I have to admit, I've never been much of a baseball fan. In addition to not being a huge sports fan, I've always thought of baseball as, well, the sport of wusses. Think about it, there's little contact between players, the action itself is extremely slow, it gets called on rain and the most exciting moments involve a small white ball being propelled by a wooden bat over a distant wall. Baseball's the only sport where players get to sit down every few minutes (I wonder how they'd feel if they tried playing soccer) and baseball is also the only sport currently preparing to go on strike.
I'm not saying that baseball players don't work hard and don't stay in shape, after all, I couldn't do what they do, but the fact is that, for sports stars, they have it pretty easy. Baseball lacks the endurance of soccer and basketball, the danger of NASCAR, the injuries of football or the sheer athleticism of Olympic track and field. Golf is perhaps the only sport in the world easier on the player than baseball, but at least Tiger Woods is smart enough not to walk out on the sport and the fans that have made him a millionaire.
All baseball insults aside, millions of people think I'm wrong, perhaps rightfully, and those people line up at baseball parks across the nation to watch their favorite players and teams in action, many of them gladly paying hundreds for a ticket and five dollars for a single hot dog (Fast fact, when visiting Atlanta for the 1996 Olympics, we ate lunch at the very classy Sundial restaurant and dinner Atlanta-Fulton County stadium. Though one meal was cooked by a five-star chef and one was warmed over hot dogs, both meals cost the exact same price.). I don't get it, but I respect it because these people, rightly or wrongly, look up to these players and what they can do, letting the excitement of the game provide a needed distraction for the realities of life.
However, that's a distraction that baseball fans are about to lose. In addition to allegations of steroid use and other legal troubles, if the baseball players don't get their way, on August 30th, they're prepared to go on strike and deprive the nation of its national pastime less than two weeks before the one-year anniversary of Sept. 11.
Baseball fans, who have put up with two strikes in the last 20 years, including the longest strike in 1994, have about had it and for good reason. Baseball, a game of statistics, has worked up some pretty bad numbers in this field including eight work stoppages over the past 30 years totaling up to over 1,700 games missed. However, all games lost were due to player strikes, which total five, and though the owners have locked out players three times, every time was during spring training meaning no regular-season games were lost.
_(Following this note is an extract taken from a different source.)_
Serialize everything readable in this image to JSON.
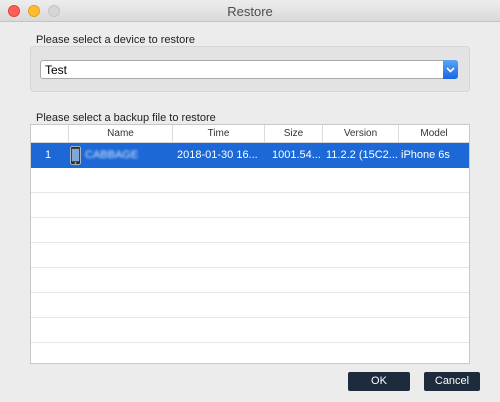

It's sad to think that baseball's greatest enemies are its own players, but that seems to be the case if you look at the numbers and if there's one thing baseball taught me it's that the numbers don't lie. The players have struck over everything from pension plans to free-agent compensation when they're literally holding one of the cushiest and most desirable jobs in the world. Most people would love to make millions per year and get months of paid vacation for playing baseball and there's no way in Hell that Joe-six-pack, who is working long hours in a factory so his family can scrape by and uses baseball to escape the harsh realities of life, is going to be sympathetic to the player's "plight."
The cold fact is that every strike that the players have gone on has been for one reason and one reason alone, money. Not once have they struck for better working conditions, fewer hours or more vacation. No matter what the issue of the dispute has been, it's always centered around pay and while I can understand some people striking for better wages, especially teachers that make less than $30,000 per year, I'll never understand how million-dollar baseball players can feel they're not being paid enough.
A 15% raise to a teacher means better food on the table, a better home to live in and a more secure retirement, but a 15% raise to a baseball player means, what? A fifth summer home? Trading up to a Porsche? A new fur coat for your girlfriend? Or just that you get to pocket more money for doing the same work?
No matter what it is, it's not worth trashing the sport and the fans have spoken up. In a recent CNN/Sports Illustrated poll, 61% of respondents said that if the players strike, that baseball will lose them as a fan forever. If those numbers even loosely translate into reality, baseball will fall on the popularity ladder to somewhere between the WNBA and sumo wrestling. Needless to say though, if the fans walk out, then the money in baseball won't be there and the industry will no longer be able to support the players' current salaries much less the ones they want.
To put it bluntly, if the players walk out now, at a time in which the sport has just barely recovered from the last strike, they could do themselves more harm than good and put the sport that has paid for all their cars and mansions on the skids forever. It takes the cliché of biting the hand that feeds you to a whole new height.
But in the end, the only people who lose in the event of a player strike are the players and perhaps the owners. Joe-six-pack can find something else to believe in and America can find another past-time. Despite what the players think, they have a great job, they are not essential to this county and if they strike they could very easily be kissing their salaries and the sport they claim to love goodbye.
After all, wrestling's still on and at least those guys don't go on strike.